A remarkable chapter in Sheffield’s history will be seen from a new angle when a series of rarely-seen film footage is screened.
The Stainless Steel Cinema will be housed at the Millennium Gallery as part of the celebrations for the centenary of Harry Brearley’s discovery.
The cinema opens on Tuesday, July 9, and a range of films are being presented exploring the legacy of the 1913 Sheffield discovery.
The footage ranges from 1950s promotions marketing stainless as an ideal metal for the modern world, through to insights into contemporary designers.
Among the films being screened are Sheffield on its Mettle which dates back to 1948 and is a British Pathe short documenting an exhibition of stainless steel products at Cutler’s Hall.
There will also be 1945’s Hub of the House, promoting Firth Vickers’ popular Staybrite range of products and Making a Paris Fork which was made in 2012 and looks at the work of David Mellor Design.
The films are being showing on three screens and will run on continuous loops.
Clare Starkie, curator of decorative arts, said: “Some of the films are two minutes long and others are 12 minutes, so people can pop in when they want.
“One of my favourites is Hub of the House.

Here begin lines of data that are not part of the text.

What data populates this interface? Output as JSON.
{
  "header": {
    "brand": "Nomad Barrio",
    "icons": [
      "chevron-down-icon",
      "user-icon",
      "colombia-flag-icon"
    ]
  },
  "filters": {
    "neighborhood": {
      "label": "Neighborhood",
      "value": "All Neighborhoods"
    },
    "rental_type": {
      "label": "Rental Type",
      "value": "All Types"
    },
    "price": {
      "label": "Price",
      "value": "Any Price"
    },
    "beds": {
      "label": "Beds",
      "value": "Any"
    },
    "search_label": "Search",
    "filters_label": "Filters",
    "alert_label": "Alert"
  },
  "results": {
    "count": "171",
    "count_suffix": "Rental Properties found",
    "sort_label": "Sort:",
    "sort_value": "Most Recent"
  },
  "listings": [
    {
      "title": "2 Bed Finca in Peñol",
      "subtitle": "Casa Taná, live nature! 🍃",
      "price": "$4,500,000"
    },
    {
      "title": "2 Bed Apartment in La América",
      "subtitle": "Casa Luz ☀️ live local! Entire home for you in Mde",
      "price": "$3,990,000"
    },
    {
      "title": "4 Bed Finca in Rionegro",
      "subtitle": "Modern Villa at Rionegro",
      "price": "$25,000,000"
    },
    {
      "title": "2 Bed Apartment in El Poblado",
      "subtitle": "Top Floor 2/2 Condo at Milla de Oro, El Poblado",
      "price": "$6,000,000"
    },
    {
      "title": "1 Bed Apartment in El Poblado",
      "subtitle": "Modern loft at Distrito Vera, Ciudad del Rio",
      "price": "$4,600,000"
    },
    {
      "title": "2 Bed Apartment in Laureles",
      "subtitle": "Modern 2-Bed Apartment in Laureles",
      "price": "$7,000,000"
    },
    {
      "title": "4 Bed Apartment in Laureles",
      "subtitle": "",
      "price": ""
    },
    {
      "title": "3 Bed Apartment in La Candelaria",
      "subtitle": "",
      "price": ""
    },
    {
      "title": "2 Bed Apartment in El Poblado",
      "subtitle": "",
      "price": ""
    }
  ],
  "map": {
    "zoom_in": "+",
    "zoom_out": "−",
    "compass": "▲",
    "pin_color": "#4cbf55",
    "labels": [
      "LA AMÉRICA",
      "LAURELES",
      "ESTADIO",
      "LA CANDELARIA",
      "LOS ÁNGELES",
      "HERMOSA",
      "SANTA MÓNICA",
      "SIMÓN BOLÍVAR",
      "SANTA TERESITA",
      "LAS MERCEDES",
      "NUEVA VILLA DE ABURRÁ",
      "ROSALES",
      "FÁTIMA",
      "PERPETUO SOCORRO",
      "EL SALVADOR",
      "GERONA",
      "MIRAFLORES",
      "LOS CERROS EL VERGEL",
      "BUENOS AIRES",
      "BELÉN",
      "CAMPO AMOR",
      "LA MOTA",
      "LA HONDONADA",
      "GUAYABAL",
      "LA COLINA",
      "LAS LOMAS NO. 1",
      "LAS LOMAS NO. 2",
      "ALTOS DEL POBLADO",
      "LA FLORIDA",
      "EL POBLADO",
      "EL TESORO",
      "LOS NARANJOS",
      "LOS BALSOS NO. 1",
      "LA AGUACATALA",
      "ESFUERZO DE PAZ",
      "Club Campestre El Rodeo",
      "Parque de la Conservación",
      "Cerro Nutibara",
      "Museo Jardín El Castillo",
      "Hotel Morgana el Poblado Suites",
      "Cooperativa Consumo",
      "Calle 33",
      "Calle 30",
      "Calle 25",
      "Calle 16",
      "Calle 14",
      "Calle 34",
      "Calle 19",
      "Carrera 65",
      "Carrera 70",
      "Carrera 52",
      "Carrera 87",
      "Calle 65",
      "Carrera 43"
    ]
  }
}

It is very much of its time and shows the difficulties of having an old house.
“It shows how liberating stainless steel kitchens were going to be and at one point a woman in the film says, ‘oh it is like a dream’.
“We might laugh at its tweeness now, but it was supposed to release women from the drudgery of so much housework.
“Today it has a huge diversity of uses and so it is still really relevant.
“It is a legacy maybe people didn’t envisage when stainless was invented.”
Swarfhorse, a series of sculptures by Sheffield artist Anthony Bennett and pay tribute to the city’s historic metalworking tradition, will run alongside the cinema.
The series of 11 sculptures were created in collaboration with the city’s last jobbing grinder Brian Alcock and highlight the plight of the industry.
They are made from swarf, the residue collected as blades are ground, and are described as an evocative testament to Sheffield’s long history creating bespoke cutting edges.
Staff at Museums Sheffield are pleased with the numbers and wide range of people who have been to see the stainless exhibits already on display.
“We are getting lots of comments and pieces of family history about the first time they bought something made of stainless steel or information about relatives who used to work in the industry,” Clare said.
“It is great to get personal history to go with the objects on display and for it to reflect back onto the people of Sheffield.”
Stainless Steel Cinema and Swarfhorse runs until Monday, August 26.
Entry to the exhibition is free.